___ EXCERPTED DATA ___
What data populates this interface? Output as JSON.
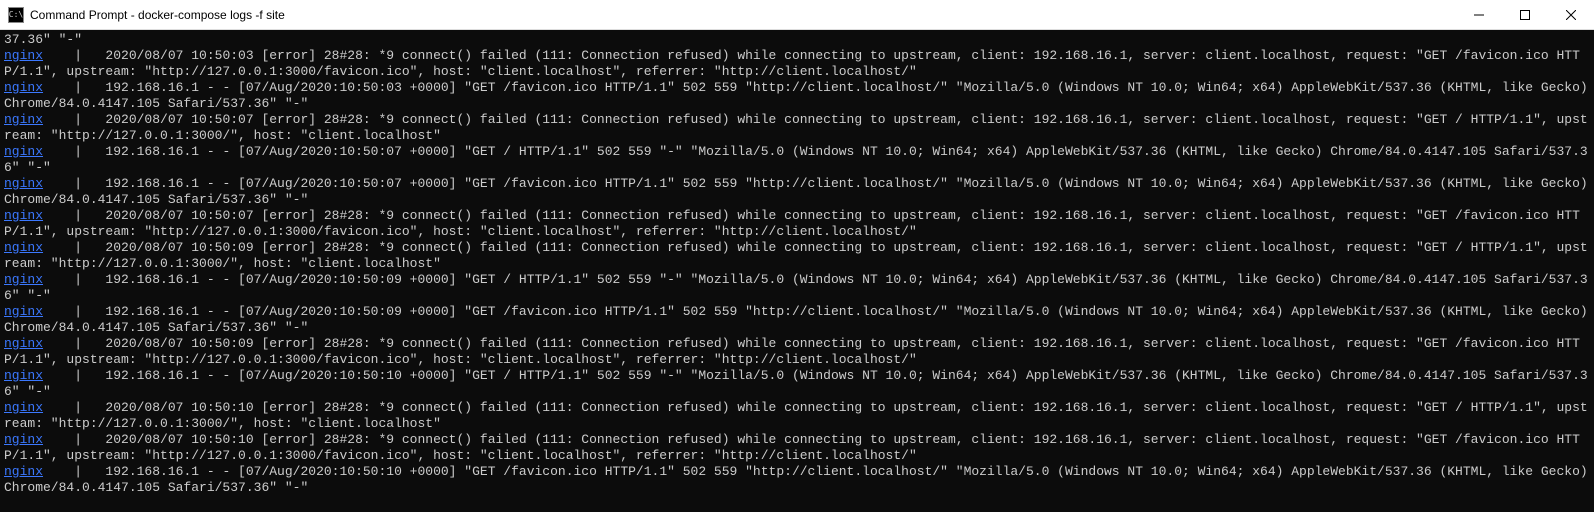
{
  "titlebar": {
    "icon_label": "C:\\",
    "title": "Command Prompt - docker-compose  logs -f site"
  },
  "terminal": {
    "service_label": "nginx",
    "separator": "    | ",
    "lines": [
      {
        "prefix": false,
        "text": "37.36\" \"-\""
      },
      {
        "prefix": true,
        "text": "  2020/08/07 10:50:03 [error] 28#28: *9 connect() failed (111: Connection refused) while connecting to upstream, client: 192.168.16.1, server: client.localhost, request: \"GET /favicon.ico HTTP/1.1\", upstream: \"http://127.0.0.1:3000/favicon.ico\", host: \"client.localhost\", referrer: \"http://client.localhost/\""
      },
      {
        "prefix": true,
        "text": "  192.168.16.1 - - [07/Aug/2020:10:50:03 +0000] \"GET /favicon.ico HTTP/1.1\" 502 559 \"http://client.localhost/\" \"Mozilla/5.0 (Windows NT 10.0; Win64; x64) AppleWebKit/537.36 (KHTML, like Gecko) Chrome/84.0.4147.105 Safari/537.36\" \"-\""
      },
      {
        "prefix": true,
        "text": "  2020/08/07 10:50:07 [error] 28#28: *9 connect() failed (111: Connection refused) while connecting to upstream, client: 192.168.16.1, server: client.localhost, request: \"GET / HTTP/1.1\", upstream: \"http://127.0.0.1:3000/\", host: \"client.localhost\""
      },
      {
        "prefix": true,
        "text": "  192.168.16.1 - - [07/Aug/2020:10:50:07 +0000] \"GET / HTTP/1.1\" 502 559 \"-\" \"Mozilla/5.0 (Windows NT 10.0; Win64; x64) AppleWebKit/537.36 (KHTML, like Gecko) Chrome/84.0.4147.105 Safari/537.36\" \"-\""
      },
      {
        "prefix": true,
        "text": "  192.168.16.1 - - [07/Aug/2020:10:50:07 +0000] \"GET /favicon.ico HTTP/1.1\" 502 559 \"http://client.localhost/\" \"Mozilla/5.0 (Windows NT 10.0; Win64; x64) AppleWebKit/537.36 (KHTML, like Gecko) Chrome/84.0.4147.105 Safari/537.36\" \"-\""
      },
      {
        "prefix": true,
        "text": "  2020/08/07 10:50:07 [error] 28#28: *9 connect() failed (111: Connection refused) while connecting to upstream, client: 192.168.16.1, server: client.localhost, request: \"GET /favicon.ico HTTP/1.1\", upstream: \"http://127.0.0.1:3000/favicon.ico\", host: \"client.localhost\", referrer: \"http://client.localhost/\""
      },
      {
        "prefix": true,
        "text": "  2020/08/07 10:50:09 [error] 28#28: *9 connect() failed (111: Connection refused) while connecting to upstream, client: 192.168.16.1, server: client.localhost, request: \"GET / HTTP/1.1\", upstream: \"http://127.0.0.1:3000/\", host: \"client.localhost\""
      },
      {
        "prefix": true,
        "text": "  192.168.16.1 - - [07/Aug/2020:10:50:09 +0000] \"GET / HTTP/1.1\" 502 559 \"-\" \"Mozilla/5.0 (Windows NT 10.0; Win64; x64) AppleWebKit/537.36 (KHTML, like Gecko) Chrome/84.0.4147.105 Safari/537.36\" \"-\""
      },
      {
        "prefix": true,
        "text": "  192.168.16.1 - - [07/Aug/2020:10:50:09 +0000] \"GET /favicon.ico HTTP/1.1\" 502 559 \"http://client.localhost/\" \"Mozilla/5.0 (Windows NT 10.0; Win64; x64) AppleWebKit/537.36 (KHTML, like Gecko) Chrome/84.0.4147.105 Safari/537.36\" \"-\""
      },
      {
        "prefix": true,
        "text": "  2020/08/07 10:50:09 [error] 28#28: *9 connect() failed (111: Connection refused) while connecting to upstream, client: 192.168.16.1, server: client.localhost, request: \"GET /favicon.ico HTTP/1.1\", upstream: \"http://127.0.0.1:3000/favicon.ico\", host: \"client.localhost\", referrer: \"http://client.localhost/\""
      },
      {
        "prefix": true,
        "text": "  192.168.16.1 - - [07/Aug/2020:10:50:10 +0000] \"GET / HTTP/1.1\" 502 559 \"-\" \"Mozilla/5.0 (Windows NT 10.0; Win64; x64) AppleWebKit/537.36 (KHTML, like Gecko) Chrome/84.0.4147.105 Safari/537.36\" \"-\""
      },
      {
        "prefix": true,
        "text": "  2020/08/07 10:50:10 [error] 28#28: *9 connect() failed (111: Connection refused) while connecting to upstream, client: 192.168.16.1, server: client.localhost, request: \"GET / HTTP/1.1\", upstream: \"http://127.0.0.1:3000/\", host: \"client.localhost\""
      },
      {
        "prefix": true,
        "text": "  2020/08/07 10:50:10 [error] 28#28: *9 connect() failed (111: Connection refused) while connecting to upstream, client: 192.168.16.1, server: client.localhost, request: \"GET /favicon.ico HTTP/1.1\", upstream: \"http://127.0.0.1:3000/favicon.ico\", host: \"client.localhost\", referrer: \"http://client.localhost/\""
      },
      {
        "prefix": true,
        "text": "  192.168.16.1 - - [07/Aug/2020:10:50:10 +0000] \"GET /favicon.ico HTTP/1.1\" 502 559 \"http://client.localhost/\" \"Mozilla/5.0 (Windows NT 10.0; Win64; x64) AppleWebKit/537.36 (KHTML, like Gecko) Chrome/84.0.4147.105 Safari/537.36\" \"-\""
      }
    ]
  }
}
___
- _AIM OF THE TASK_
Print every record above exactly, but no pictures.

- _OUTPUT_
What data populates this interface? Output as JSON.
{
  "titlebar": {
    "icon_label": "C:\\",
    "title": "Command Prompt - docker-compose  logs -f site"
  },
  "terminal": {
    "service_label": "nginx",
    "separator": "    | ",
    "lines": [
      {
        "prefix": false,
        "text": "37.36\" \"-\""
      },
      {
        "prefix": true,
        "text": "  2020/08/07 10:50:03 [error] 28#28: *9 connect() failed (111: Connection refused) while connecting to upstream, client: 192.168.16.1, server: client.localhost, request: \"GET /favicon.ico HTTP/1.1\", upstream: \"http://127.0.0.1:3000/favicon.ico\", host: \"client.localhost\", referrer: \"http://client.localhost/\""
      },
      {
        "prefix": true,
        "text": "  192.168.16.1 - - [07/Aug/2020:10:50:03 +0000] \"GET /favicon.ico HTTP/1.1\" 502 559 \"http://client.localhost/\" \"Mozilla/5.0 (Windows NT 10.0; Win64; x64) AppleWebKit/537.36 (KHTML, like Gecko) Chrome/84.0.4147.105 Safari/537.36\" \"-\""
      },
      {
        "prefix": true,
        "text": "  2020/08/07 10:50:07 [error] 28#28: *9 connect() failed (111: Connection refused) while connecting to upstream, client: 192.168.16.1, server: client.localhost, request: \"GET / HTTP/1.1\", upstream: \"http://127.0.0.1:3000/\", host: \"client.localhost\""
      },
      {
        "prefix": true,
        "text": "  192.168.16.1 - - [07/Aug/2020:10:50:07 +0000] \"GET / HTTP/1.1\" 502 559 \"-\" \"Mozilla/5.0 (Windows NT 10.0; Win64; x64) AppleWebKit/537.36 (KHTML, like Gecko) Chrome/84.0.4147.105 Safari/537.36\" \"-\""
      },
      {
        "prefix": true,
        "text": "  192.168.16.1 - - [07/Aug/2020:10:50:07 +0000] \"GET /favicon.ico HTTP/1.1\" 502 559 \"http://client.localhost/\" \"Mozilla/5.0 (Windows NT 10.0; Win64; x64) AppleWebKit/537.36 (KHTML, like Gecko) Chrome/84.0.4147.105 Safari/537.36\" \"-\""
      },
      {
        "prefix": true,
        "text": "  2020/08/07 10:50:07 [error] 28#28: *9 connect() failed (111: Connection refused) while connecting to upstream, client: 192.168.16.1, server: client.localhost, request: \"GET /favicon.ico HTTP/1.1\", upstream: \"http://127.0.0.1:3000/favicon.ico\", host: \"client.localhost\", referrer: \"http://client.localhost/\""
      },
      {
        "prefix": true,
        "text": "  2020/08/07 10:50:09 [error] 28#28: *9 connect() failed (111: Connection refused) while connecting to upstream, client: 192.168.16.1, server: client.localhost, request: \"GET / HTTP/1.1\", upstream: \"http://127.0.0.1:3000/\", host: \"client.localhost\""
      },
      {
        "prefix": true,
        "text": "  192.168.16.1 - - [07/Aug/2020:10:50:09 +0000] \"GET / HTTP/1.1\" 502 559 \"-\" \"Mozilla/5.0 (Windows NT 10.0; Win64; x64) AppleWebKit/537.36 (KHTML, like Gecko) Chrome/84.0.4147.105 Safari/537.36\" \"-\""
      },
      {
        "prefix": true,
        "text": "  192.168.16.1 - - [07/Aug/2020:10:50:09 +0000] \"GET /favicon.ico HTTP/1.1\" 502 559 \"http://client.localhost/\" \"Mozilla/5.0 (Windows NT 10.0; Win64; x64) AppleWebKit/537.36 (KHTML, like Gecko) Chrome/84.0.4147.105 Safari/537.36\" \"-\""
      },
      {
        "prefix": true,
        "text": "  2020/08/07 10:50:09 [error] 28#28: *9 connect() failed (111: Connection refused) while connecting to upstream, client: 192.168.16.1, server: client.localhost, request: \"GET /favicon.ico HTTP/1.1\", upstream: \"http://127.0.0.1:3000/favicon.ico\", host: \"client.localhost\", referrer: \"http://client.localhost/\""
      },
      {
        "prefix": true,
        "text": "  192.168.16.1 - - [07/Aug/2020:10:50:10 +0000] \"GET / HTTP/1.1\" 502 559 \"-\" \"Mozilla/5.0 (Windows NT 10.0; Win64; x64) AppleWebKit/537.36 (KHTML, like Gecko) Chrome/84.0.4147.105 Safari/537.36\" \"-\""
      },
      {
        "prefix": true,
        "text": "  2020/08/07 10:50:10 [error] 28#28: *9 connect() failed (111: Connection refused) while connecting to upstream, client: 192.168.16.1, server: client.localhost, request: \"GET / HTTP/1.1\", upstream: \"http://127.0.0.1:3000/\", host: \"client.localhost\""
      },
      {
        "prefix": true,
        "text": "  2020/08/07 10:50:10 [error] 28#28: *9 connect() failed (111: Connection refused) while connecting to upstream, client: 192.168.16.1, server: client.localhost, request: \"GET /favicon.ico HTTP/1.1\", upstream: \"http://127.0.0.1:3000/favicon.ico\", host: \"client.localhost\", referrer: \"http://client.localhost/\""
      },
      {
        "prefix": true,
        "text": "  192.168.16.1 - - [07/Aug/2020:10:50:10 +0000] \"GET /favicon.ico HTTP/1.1\" 502 559 \"http://client.localhost/\" \"Mozilla/5.0 (Windows NT 10.0; Win64; x64) AppleWebKit/537.36 (KHTML, like Gecko) Chrome/84.0.4147.105 Safari/537.36\" \"-\""
      }
    ]
  }
}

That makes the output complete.